■ **Problem description**
Each line below either holds the string "code" or doesn't. Count those that do and give only the number.

Entries taken from a collection:
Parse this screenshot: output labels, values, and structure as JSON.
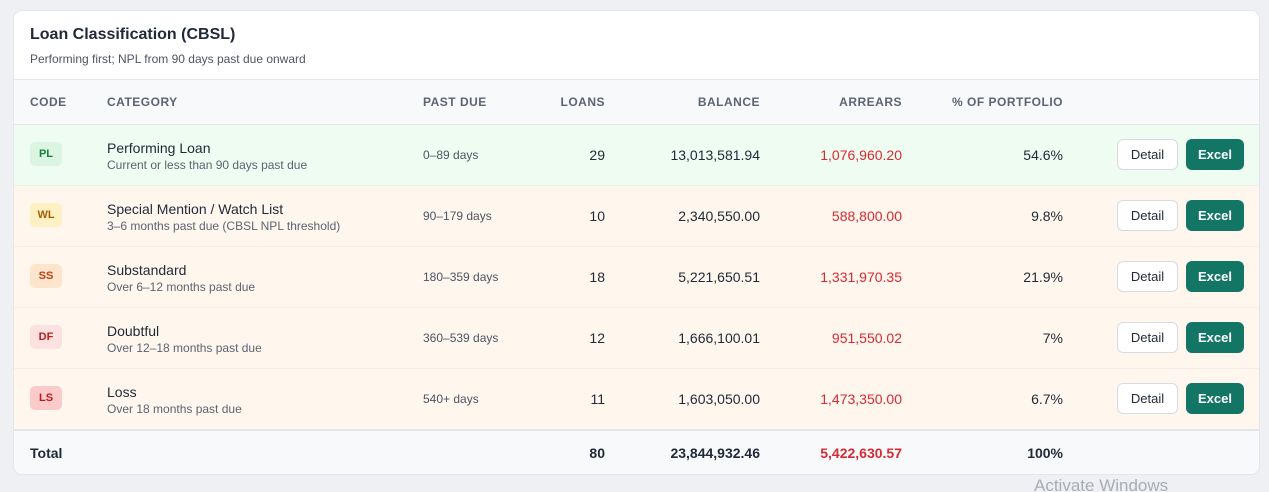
{
  "card": {
    "title": "Loan Classification (CBSL)",
    "subtitle": "Performing first; NPL from 90 days past due onward"
  },
  "columns": {
    "code": "CODE",
    "category": "CATEGORY",
    "past_due": "PAST DUE",
    "loans": "LOANS",
    "balance": "BALANCE",
    "arrears": "ARREARS",
    "pct": "% OF PORTFOLIO"
  },
  "rows": [
    {
      "code": "PL",
      "name": "Performing Loan",
      "description": "Current or less than 90 days past due",
      "past_due": "0–89 days",
      "loans": "29",
      "balance": "13,013,581.94",
      "arrears": "1,076,960.20",
      "pct": "54.6%",
      "detail_label": "Detail",
      "excel_label": "Excel"
    },
    {
      "code": "WL",
      "name": "Special Mention / Watch List",
      "description": "3–6 months past due (CBSL NPL threshold)",
      "past_due": "90–179 days",
      "loans": "10",
      "balance": "2,340,550.00",
      "arrears": "588,800.00",
      "pct": "9.8%",
      "detail_label": "Detail",
      "excel_label": "Excel"
    },
    {
      "code": "SS",
      "name": "Substandard",
      "description": "Over 6–12 months past due",
      "past_due": "180–359 days",
      "loans": "18",
      "balance": "5,221,650.51",
      "arrears": "1,331,970.35",
      "pct": "21.9%",
      "detail_label": "Detail",
      "excel_label": "Excel"
    },
    {
      "code": "DF",
      "name": "Doubtful",
      "description": "Over 12–18 months past due",
      "past_due": "360–539 days",
      "loans": "12",
      "balance": "1,666,100.01",
      "arrears": "951,550.02",
      "pct": "7%",
      "detail_label": "Detail",
      "excel_label": "Excel"
    },
    {
      "code": "LS",
      "name": "Loss",
      "description": "Over 18 months past due",
      "past_due": "540+ days",
      "loans": "11",
      "balance": "1,603,050.00",
      "arrears": "1,473,350.00",
      "pct": "6.7%",
      "detail_label": "Detail",
      "excel_label": "Excel"
    }
  ],
  "total": {
    "label": "Total",
    "loans": "80",
    "balance": "23,844,932.46",
    "arrears": "5,422,630.57",
    "pct": "100%"
  },
  "badge_colors": {
    "PL": {
      "bg": "#dcf5e3",
      "fg": "#15803d"
    },
    "WL": {
      "bg": "#fdf0c2",
      "fg": "#a16207"
    },
    "SS": {
      "bg": "#fde4cc",
      "fg": "#c2410c"
    },
    "DF": {
      "bg": "#fde0e0",
      "fg": "#b91c1c"
    },
    "LS": {
      "bg": "#fbcaca",
      "fg": "#b91c1c"
    }
  },
  "colors": {
    "accent": "#137564",
    "arrears_red": "#d72b33",
    "performing_row_bg": "#effcf1",
    "npl_row_bg": "#fff6ed"
  },
  "watermark": "Activate Windows"
}
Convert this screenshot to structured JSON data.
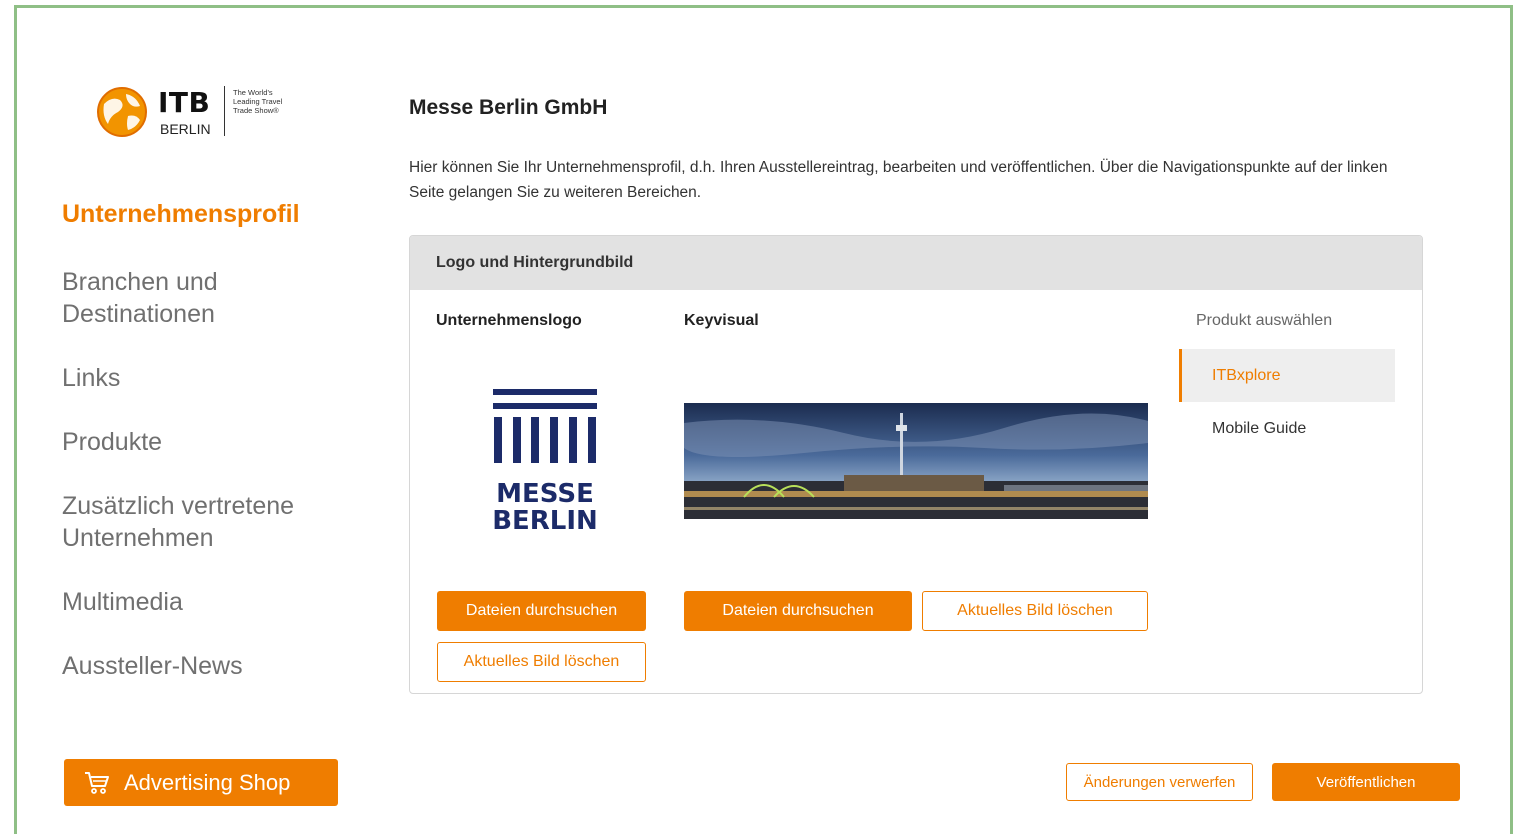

■ **Solution below**
6